And in line with those initiatives, Walmart will be expanding its use of scan & go in-store ordering, and utilization of pickup towers in conjunction with online ordering at many of the remodeled units.
As for its aggressive remodeling plan in three of the most densely populated states where it does business, Walmart will spend $68 million to upgrade 11 Garden State stores located in: Brick, Boonton, Cinnaminson, Howell, Kearny, Lumberton, Marlton, North Brunswick, Rio Grande, Turnersville and Woodbridge. Walmart operates 73 stores in New Jersey.
In New York, Walmart will invest $52 million on 15 remodels in: Amsterdam, Auburn, East Greenbush, Fishkill, Geneva, Glenmont, Greece, Half Moon, Islandia, Johnson City, Oneida, Seneca Falls, Valley Stream, Waterloo and Watkins Glen. The world’s largest merchant currently operates 116 in the Empire State.
Pennsylvania will see $49 million spent on 14 remodels over the next year. Those stores are located in: Bensalem, Bethlehem, Bloomsburg, Corry, Easton, Ephrata, Greenville, Hermitage, Milford, North Huntingdon, Pittsburgh, Shippensburg, Taylor and Waynesburg. Walmart runs 162 units in Pennsylvania.

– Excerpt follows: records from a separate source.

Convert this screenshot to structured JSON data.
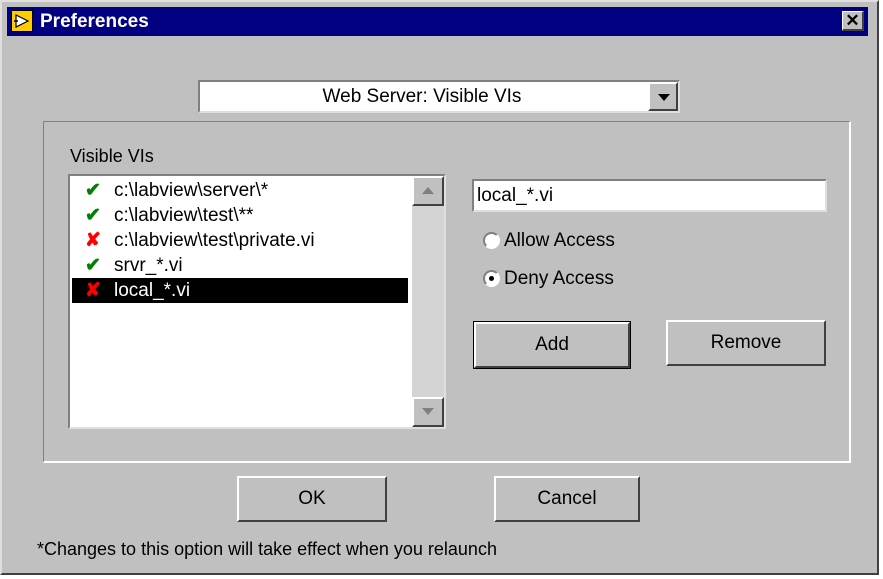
{
  "window": {
    "title": "Preferences",
    "close_label": "✕"
  },
  "category": {
    "value": "Web Server:  Visible VIs"
  },
  "visible_vis": {
    "label": "Visible VIs",
    "items": [
      {
        "mark": "✔",
        "status": "allow",
        "text": "c:\\labview\\server\\*",
        "selected": false
      },
      {
        "mark": "✔",
        "status": "allow",
        "text": "c:\\labview\\test\\**",
        "selected": false
      },
      {
        "mark": "✘",
        "status": "deny",
        "text": "c:\\labview\\test\\private.vi",
        "selected": false
      },
      {
        "mark": "✔",
        "status": "allow",
        "text": "srvr_*.vi",
        "selected": false
      },
      {
        "mark": "✘",
        "status": "deny",
        "text": "local_*.vi",
        "selected": true
      }
    ]
  },
  "pattern_input": {
    "value": "local_*.vi"
  },
  "access": {
    "allow_label": "Allow Access",
    "deny_label": "Deny Access",
    "selected": "deny"
  },
  "buttons": {
    "add": "Add",
    "remove": "Remove",
    "ok": "OK",
    "cancel": "Cancel"
  },
  "note": "*Changes to this option will take effect when you relaunch",
  "colors": {
    "title_bar": "#000080",
    "dialog_bg": "#c0c0c0",
    "allow_mark": "#008000",
    "deny_mark": "#ff0000",
    "selection": "#000000"
  }
}
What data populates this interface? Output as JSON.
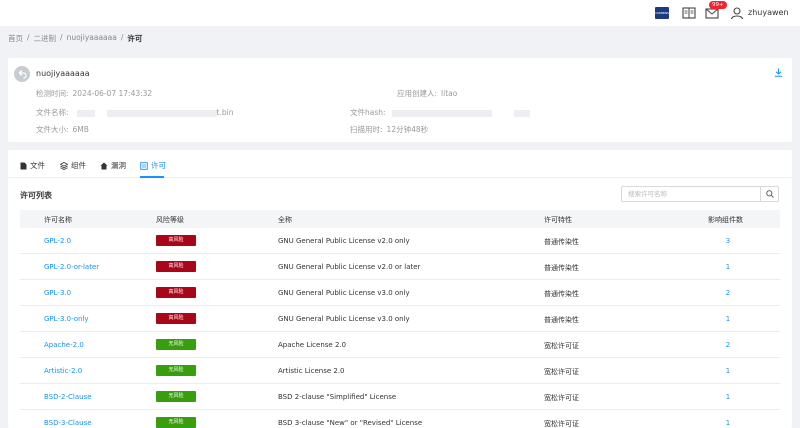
{
  "header": {
    "brand_text": "CUMMINS 康明斯",
    "badge": "99+",
    "username": "zhuyawen"
  },
  "breadcrumb": [
    "首页",
    "/",
    "二进制",
    "/",
    "nuojiyaaaaaa",
    "/",
    "许可"
  ],
  "project": {
    "name": "nuojiyaaaaaa",
    "fields": [
      {
        "label": "检测时间:",
        "value": "2024-06-07 17:43:32"
      },
      {
        "label": "应用创建人:",
        "value": "litao"
      },
      {
        "label": "文件名称:",
        "value": "t.bin"
      },
      {
        "label": "文件hash:",
        "value": ""
      },
      {
        "label": "文件大小:",
        "value": "6MB"
      },
      {
        "label": "扫描用时:",
        "value": "12分钟48秒"
      }
    ]
  },
  "tabs": [
    {
      "label": "文件",
      "icon": "file-icon"
    },
    {
      "label": "组件",
      "icon": "component-icon"
    },
    {
      "label": "漏洞",
      "icon": "home-icon"
    },
    {
      "label": "许可",
      "icon": "license-icon",
      "active": true
    }
  ],
  "section_title": "许可列表",
  "search": {
    "placeholder": "搜索许可名称"
  },
  "table": {
    "columns": [
      "许可名称",
      "风险等级",
      "全称",
      "许可特性",
      "影响组件数"
    ],
    "rows": [
      {
        "name": "GPL-2.0",
        "risk": "高风险",
        "level": "high",
        "full": "GNU General Public License v2.0 only",
        "feature": "普通传染性",
        "count": "3"
      },
      {
        "name": "GPL-2.0-or-later",
        "risk": "高风险",
        "level": "high",
        "full": "GNU General Public License v2.0 or later",
        "feature": "普通传染性",
        "count": "1"
      },
      {
        "name": "GPL-3.0",
        "risk": "高风险",
        "level": "high",
        "full": "GNU General Public License v3.0 only",
        "feature": "普通传染性",
        "count": "2"
      },
      {
        "name": "GPL-3.0-only",
        "risk": "高风险",
        "level": "high",
        "full": "GNU General Public License v3.0 only",
        "feature": "普通传染性",
        "count": "1"
      },
      {
        "name": "Apache-2.0",
        "risk": "无风险",
        "level": "none",
        "full": "Apache License 2.0",
        "feature": "宽松许可证",
        "count": "2"
      },
      {
        "name": "Artistic-2.0",
        "risk": "无风险",
        "level": "none",
        "full": "Artistic License 2.0",
        "feature": "宽松许可证",
        "count": "1"
      },
      {
        "name": "BSD-2-Clause",
        "risk": "无风险",
        "level": "none",
        "full": "BSD 2-clause \"Simplified\" License",
        "feature": "宽松许可证",
        "count": "1"
      },
      {
        "name": "BSD-3-Clause",
        "risk": "无风险",
        "level": "none",
        "full": "BSD 3-clause \"New\" or \"Revised\" License",
        "feature": "宽松许可证",
        "count": "1"
      }
    ]
  },
  "colors": {
    "accent": "#1890ff",
    "high_risk": "#a8071a",
    "no_risk": "#389e0d"
  }
}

In neighboring states, Walmart said it will spend $28 million on upgrades for eight of its Maryland stores and $75 million to remodel 13 Virginia stores. No stores in Delaware or the six New England states, where its presence is among the smallest in the country (on a per capita basis), were targeted for store remodelings.